• **The task**
Your reply should be the following data, copied exactly.

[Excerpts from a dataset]
■ ■ ■ ■ ■ ■ ■
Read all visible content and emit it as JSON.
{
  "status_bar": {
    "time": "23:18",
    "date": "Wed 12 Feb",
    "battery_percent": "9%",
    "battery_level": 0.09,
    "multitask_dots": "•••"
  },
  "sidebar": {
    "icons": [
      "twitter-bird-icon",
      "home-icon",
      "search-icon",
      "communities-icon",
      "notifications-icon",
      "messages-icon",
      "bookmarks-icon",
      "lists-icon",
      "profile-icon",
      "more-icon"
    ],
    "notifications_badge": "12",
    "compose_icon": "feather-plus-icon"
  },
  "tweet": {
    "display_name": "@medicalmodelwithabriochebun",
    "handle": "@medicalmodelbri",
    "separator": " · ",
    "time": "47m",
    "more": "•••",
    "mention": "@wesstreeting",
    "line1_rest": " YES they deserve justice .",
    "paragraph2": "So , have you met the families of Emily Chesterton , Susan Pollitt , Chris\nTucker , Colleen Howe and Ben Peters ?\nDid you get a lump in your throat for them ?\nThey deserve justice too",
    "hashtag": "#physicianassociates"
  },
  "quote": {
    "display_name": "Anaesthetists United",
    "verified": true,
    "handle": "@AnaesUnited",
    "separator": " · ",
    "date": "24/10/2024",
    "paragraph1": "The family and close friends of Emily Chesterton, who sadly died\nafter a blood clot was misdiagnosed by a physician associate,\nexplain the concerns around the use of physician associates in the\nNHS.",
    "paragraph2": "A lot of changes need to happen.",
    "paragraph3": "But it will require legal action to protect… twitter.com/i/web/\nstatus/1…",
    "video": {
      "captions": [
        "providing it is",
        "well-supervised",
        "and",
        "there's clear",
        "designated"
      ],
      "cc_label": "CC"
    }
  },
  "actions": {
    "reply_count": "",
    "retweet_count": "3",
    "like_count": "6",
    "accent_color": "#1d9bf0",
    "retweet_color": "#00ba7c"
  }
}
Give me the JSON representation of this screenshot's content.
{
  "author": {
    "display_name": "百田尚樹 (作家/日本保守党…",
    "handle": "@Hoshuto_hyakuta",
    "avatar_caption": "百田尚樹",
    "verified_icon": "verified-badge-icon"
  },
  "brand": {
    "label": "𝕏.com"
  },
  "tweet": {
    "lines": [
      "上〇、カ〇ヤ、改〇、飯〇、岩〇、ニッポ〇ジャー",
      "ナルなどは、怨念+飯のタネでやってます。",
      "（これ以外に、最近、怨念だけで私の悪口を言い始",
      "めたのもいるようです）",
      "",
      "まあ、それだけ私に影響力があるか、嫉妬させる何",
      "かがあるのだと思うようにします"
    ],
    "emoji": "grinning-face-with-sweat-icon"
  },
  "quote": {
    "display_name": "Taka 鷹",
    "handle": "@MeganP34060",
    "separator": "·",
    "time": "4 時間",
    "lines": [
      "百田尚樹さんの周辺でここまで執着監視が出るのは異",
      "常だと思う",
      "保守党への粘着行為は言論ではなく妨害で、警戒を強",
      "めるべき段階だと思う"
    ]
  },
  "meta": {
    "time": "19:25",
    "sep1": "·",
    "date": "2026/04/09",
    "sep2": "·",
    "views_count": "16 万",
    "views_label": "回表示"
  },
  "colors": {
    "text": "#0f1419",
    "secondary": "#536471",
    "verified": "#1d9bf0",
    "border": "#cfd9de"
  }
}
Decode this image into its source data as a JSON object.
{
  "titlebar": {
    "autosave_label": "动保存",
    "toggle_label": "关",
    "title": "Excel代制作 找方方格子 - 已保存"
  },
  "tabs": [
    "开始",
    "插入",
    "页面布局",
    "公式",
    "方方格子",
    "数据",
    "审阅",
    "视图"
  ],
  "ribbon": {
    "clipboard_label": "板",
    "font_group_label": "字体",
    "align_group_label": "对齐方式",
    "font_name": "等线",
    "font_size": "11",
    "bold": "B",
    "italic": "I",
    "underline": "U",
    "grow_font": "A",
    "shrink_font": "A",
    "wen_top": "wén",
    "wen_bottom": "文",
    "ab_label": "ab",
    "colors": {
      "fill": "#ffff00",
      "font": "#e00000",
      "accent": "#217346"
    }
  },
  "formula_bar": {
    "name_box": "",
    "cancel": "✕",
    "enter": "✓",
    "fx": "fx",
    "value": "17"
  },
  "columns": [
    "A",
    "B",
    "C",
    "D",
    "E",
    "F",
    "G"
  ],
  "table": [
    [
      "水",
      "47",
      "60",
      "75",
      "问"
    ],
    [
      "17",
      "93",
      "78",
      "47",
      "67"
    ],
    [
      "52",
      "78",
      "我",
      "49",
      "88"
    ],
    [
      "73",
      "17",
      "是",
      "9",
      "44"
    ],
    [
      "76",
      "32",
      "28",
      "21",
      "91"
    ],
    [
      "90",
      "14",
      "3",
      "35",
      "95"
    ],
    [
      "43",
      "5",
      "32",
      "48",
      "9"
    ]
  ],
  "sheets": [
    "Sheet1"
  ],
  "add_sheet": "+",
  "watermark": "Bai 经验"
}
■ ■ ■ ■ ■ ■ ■
• **Problem solution**
Read all visible content and emit it as JSON.
{
  "status_bar": {
    "time": "23:18",
    "date": "Wed 12 Feb",
    "battery_percent": "9%",
    "battery_level": 0.09,
    "multitask_dots": "•••"
  },
  "sidebar": {
    "icons": [
      "twitter-bird-icon",
      "home-icon",
      "search-icon",
      "communities-icon",
      "notifications-icon",
      "messages-icon",
      "bookmarks-icon",
      "lists-icon",
      "profile-icon",
      "more-icon"
    ],
    "notifications_badge": "12",
    "compose_icon": "feather-plus-icon"
  },
  "tweet": {
    "display_name": "@medicalmodelwithabriochebun",
    "handle": "@medicalmodelbri",
    "separator": " · ",
    "time": "47m",
    "more": "•••",
    "mention": "@wesstreeting",
    "line1_rest": " YES they deserve justice .",
    "paragraph2": "So , have you met the families of Emily Chesterton , Susan Pollitt , Chris\nTucker , Colleen Howe and Ben Peters ?\nDid you get a lump in your throat for them ?\nThey deserve justice too",
    "hashtag": "#physicianassociates"
  },
  "quote": {
    "display_name": "Anaesthetists United",
    "verified": true,
    "handle": "@AnaesUnited",
    "separator": " · ",
    "date": "24/10/2024",
    "paragraph1": "The family and close friends of Emily Chesterton, who sadly died\nafter a blood clot was misdiagnosed by a physician associate,\nexplain the concerns around the use of physician associates in the\nNHS.",
    "paragraph2": "A lot of changes need to happen.",
    "paragraph3": "But it will require legal action to protect… twitter.com/i/web/\nstatus/1…",
    "video": {
      "captions": [
        "providing it is",
        "well-supervised",
        "and",
        "there's clear",
        "designated"
      ],
      "cc_label": "CC"
    }
  },
  "actions": {
    "reply_count": "",
    "retweet_count": "3",
    "like_count": "6",
    "accent_color": "#1d9bf0",
    "retweet_color": "#00ba7c"
  }
}
Give me the JSON representation of this screenshot's content.
{
  "author": {
    "display_name": "百田尚樹 (作家/日本保守党…",
    "handle": "@Hoshuto_hyakuta",
    "avatar_caption": "百田尚樹",
    "verified_icon": "verified-badge-icon"
  },
  "brand": {
    "label": "𝕏.com"
  },
  "tweet": {
    "lines": [
      "上〇、カ〇ヤ、改〇、飯〇、岩〇、ニッポ〇ジャー",
      "ナルなどは、怨念+飯のタネでやってます。",
      "（これ以外に、最近、怨念だけで私の悪口を言い始",
      "めたのもいるようです）",
      "",
      "まあ、それだけ私に影響力があるか、嫉妬させる何",
      "かがあるのだと思うようにします"
    ],
    "emoji": "grinning-face-with-sweat-icon"
  },
  "quote": {
    "display_name": "Taka 鷹",
    "handle": "@MeganP34060",
    "separator": "·",
    "time": "4 時間",
    "lines": [
      "百田尚樹さんの周辺でここまで執着監視が出るのは異",
      "常だと思う",
      "保守党への粘着行為は言論ではなく妨害で、警戒を強",
      "めるべき段階だと思う"
    ]
  },
  "meta": {
    "time": "19:25",
    "sep1": "·",
    "date": "2026/04/09",
    "sep2": "·",
    "views_count": "16 万",
    "views_label": "回表示"
  },
  "colors": {
    "text": "#0f1419",
    "secondary": "#536471",
    "verified": "#1d9bf0",
    "border": "#cfd9de"
  }
}
Decode this image into its source data as a JSON object.
{
  "titlebar": {
    "autosave_label": "动保存",
    "toggle_label": "关",
    "title": "Excel代制作 找方方格子 - 已保存"
  },
  "tabs": [
    "开始",
    "插入",
    "页面布局",
    "公式",
    "方方格子",
    "数据",
    "审阅",
    "视图"
  ],
  "ribbon": {
    "clipboard_label": "板",
    "font_group_label": "字体",
    "align_group_label": "对齐方式",
    "font_name": "等线",
    "font_size": "11",
    "bold": "B",
    "italic": "I",
    "underline": "U",
    "grow_font": "A",
    "shrink_font": "A",
    "wen_top": "wén",
    "wen_bottom": "文",
    "ab_label": "ab",
    "colors": {
      "fill": "#ffff00",
      "font": "#e00000",
      "accent": "#217346"
    }
  },
  "formula_bar": {
    "name_box": "",
    "cancel": "✕",
    "enter": "✓",
    "fx": "fx",
    "value": "17"
  },
  "columns": [
    "A",
    "B",
    "C",
    "D",
    "E",
    "F",
    "G"
  ],
  "table": [
    [
      "水",
      "47",
      "60",
      "75",
      "问"
    ],
    [
      "17",
      "93",
      "78",
      "47",
      "67"
    ],
    [
      "52",
      "78",
      "我",
      "49",
      "88"
    ],
    [
      "73",
      "17",
      "是",
      "9",
      "44"
    ],
    [
      "76",
      "32",
      "28",
      "21",
      "91"
    ],
    [
      "90",
      "14",
      "3",
      "35",
      "95"
    ],
    [
      "43",
      "5",
      "32",
      "48",
      "9"
    ]
  ],
  "sheets": [
    "Sheet1"
  ],
  "add_sheet": "+",
  "watermark": "Bai 经验"
}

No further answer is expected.